Three-quarters (76 per cent) of Canadian business leaders say the Canada Emergency Wage Subsidy is a good investment to help the economy rebound and get Canadians back to work, according to a new survey by KPMG in Canada.
The same amount said they’ve relied on funds from the wage subsidy to keep employees on payroll and more than half (53 per cent) said the resulting reduction in costs has helped them deal with other coronavirus-related expenses. A quarter (23 per cent) said the CEWS has helped them hire back previously laid-off employees.
The survey, conducted last month, received nearly 300 responses from senior leaders in a broad range of industries and sectors, including energy, manufacturing, automotive, mining, construction and real estate, travel and tourism, professional services, telecommunications and media, retail, agri-food and not-for-profit organizations.
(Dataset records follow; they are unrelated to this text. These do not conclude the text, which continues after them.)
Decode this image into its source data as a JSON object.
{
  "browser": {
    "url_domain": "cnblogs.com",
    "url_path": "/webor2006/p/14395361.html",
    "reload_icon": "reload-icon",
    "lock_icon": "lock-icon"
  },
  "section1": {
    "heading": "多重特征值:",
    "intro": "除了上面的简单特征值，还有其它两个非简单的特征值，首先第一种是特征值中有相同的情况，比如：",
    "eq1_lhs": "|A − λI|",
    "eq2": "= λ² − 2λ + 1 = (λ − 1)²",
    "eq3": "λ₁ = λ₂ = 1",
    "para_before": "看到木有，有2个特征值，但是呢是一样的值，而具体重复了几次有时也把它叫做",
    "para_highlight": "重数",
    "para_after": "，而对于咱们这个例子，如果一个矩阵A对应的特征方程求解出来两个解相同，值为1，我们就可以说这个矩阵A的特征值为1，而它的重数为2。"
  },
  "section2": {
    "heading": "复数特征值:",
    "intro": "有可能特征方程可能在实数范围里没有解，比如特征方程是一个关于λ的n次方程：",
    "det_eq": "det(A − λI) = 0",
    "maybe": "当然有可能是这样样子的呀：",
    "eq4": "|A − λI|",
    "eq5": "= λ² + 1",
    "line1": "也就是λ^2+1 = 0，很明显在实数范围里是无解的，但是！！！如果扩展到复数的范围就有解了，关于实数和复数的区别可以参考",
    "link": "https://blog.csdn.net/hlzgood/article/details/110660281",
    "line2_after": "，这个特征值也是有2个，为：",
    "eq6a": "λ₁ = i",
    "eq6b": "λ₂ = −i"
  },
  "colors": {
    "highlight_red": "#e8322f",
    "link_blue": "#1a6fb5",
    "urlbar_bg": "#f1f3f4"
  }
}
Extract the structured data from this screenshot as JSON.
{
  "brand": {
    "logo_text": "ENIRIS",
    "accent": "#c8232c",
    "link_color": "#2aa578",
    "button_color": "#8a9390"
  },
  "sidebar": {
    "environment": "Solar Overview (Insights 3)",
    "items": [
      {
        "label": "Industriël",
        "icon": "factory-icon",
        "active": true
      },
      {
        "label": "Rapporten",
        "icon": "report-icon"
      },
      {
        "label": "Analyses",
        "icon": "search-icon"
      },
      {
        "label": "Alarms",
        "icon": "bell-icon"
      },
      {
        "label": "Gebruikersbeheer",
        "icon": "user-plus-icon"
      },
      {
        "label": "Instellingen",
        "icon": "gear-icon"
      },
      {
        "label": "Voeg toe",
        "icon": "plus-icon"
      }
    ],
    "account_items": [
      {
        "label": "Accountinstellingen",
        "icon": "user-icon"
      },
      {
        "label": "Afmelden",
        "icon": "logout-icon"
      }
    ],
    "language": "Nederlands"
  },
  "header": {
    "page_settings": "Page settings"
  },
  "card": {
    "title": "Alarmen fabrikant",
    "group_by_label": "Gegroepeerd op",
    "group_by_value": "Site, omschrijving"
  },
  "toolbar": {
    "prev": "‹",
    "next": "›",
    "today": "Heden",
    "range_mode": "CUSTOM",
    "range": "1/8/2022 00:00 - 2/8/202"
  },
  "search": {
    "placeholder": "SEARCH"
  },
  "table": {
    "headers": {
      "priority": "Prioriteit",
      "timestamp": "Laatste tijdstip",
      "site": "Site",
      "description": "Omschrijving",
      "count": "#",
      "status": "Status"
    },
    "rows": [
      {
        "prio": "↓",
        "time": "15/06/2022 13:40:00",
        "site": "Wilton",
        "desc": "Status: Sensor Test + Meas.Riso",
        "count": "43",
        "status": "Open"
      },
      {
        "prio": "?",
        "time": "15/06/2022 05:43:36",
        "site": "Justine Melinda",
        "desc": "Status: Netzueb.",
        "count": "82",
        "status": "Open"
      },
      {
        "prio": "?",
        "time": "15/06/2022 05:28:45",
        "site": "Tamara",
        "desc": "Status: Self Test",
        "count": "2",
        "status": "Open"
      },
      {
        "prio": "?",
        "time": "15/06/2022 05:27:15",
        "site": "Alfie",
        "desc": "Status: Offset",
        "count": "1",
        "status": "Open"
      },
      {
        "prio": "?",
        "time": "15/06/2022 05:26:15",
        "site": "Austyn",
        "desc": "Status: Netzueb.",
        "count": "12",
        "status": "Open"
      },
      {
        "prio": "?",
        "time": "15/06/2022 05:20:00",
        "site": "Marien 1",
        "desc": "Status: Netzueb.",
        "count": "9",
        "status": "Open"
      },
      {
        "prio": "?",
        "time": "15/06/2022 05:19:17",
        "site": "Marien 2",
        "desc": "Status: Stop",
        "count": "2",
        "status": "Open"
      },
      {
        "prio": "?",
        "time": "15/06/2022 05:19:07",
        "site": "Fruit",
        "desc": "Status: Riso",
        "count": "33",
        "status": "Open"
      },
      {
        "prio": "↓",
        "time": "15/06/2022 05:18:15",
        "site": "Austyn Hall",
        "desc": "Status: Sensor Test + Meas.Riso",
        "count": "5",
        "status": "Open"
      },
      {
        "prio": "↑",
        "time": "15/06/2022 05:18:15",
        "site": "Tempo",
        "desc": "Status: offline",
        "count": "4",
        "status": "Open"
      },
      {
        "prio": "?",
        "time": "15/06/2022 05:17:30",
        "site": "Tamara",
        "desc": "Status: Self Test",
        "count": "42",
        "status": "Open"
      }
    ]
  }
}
“Our clients have told us that the federal wage subsidy program is helping them not only to retain their employees, but also to cope with pandemic-related costs and rehire workers who have been laid off,” said Lucy Iacovelli, Canadian managing partner of KPMG’s national tax practice, in a press release. “While there has been an upturn in the economy, many Canadian business leaders are still uncertain about what the coming months will bring and welcome continuing support during this fragile recovery period.”
The federal government broadened access to the wage subsidy in July, making the amount variable based on a company’s revenue decline, with the maximum combined subsidy of up to 85 per cent for eligible employers. It’s currently extended until Dec. 19, 2020.
Survey respondents were split on which companies should receive CEWS support. Half (50 per cent) said offering two different subsidy levels of a base and a top-up amount is the right approach, while 48 per cent said the subsidy should only be available to businesses or sectors hit significantly by the downturn.
Some 44 per cent of respondents gave the program’s redesign a positive rating, while 24 per cent called it average and 17 per cent said the changes were negative.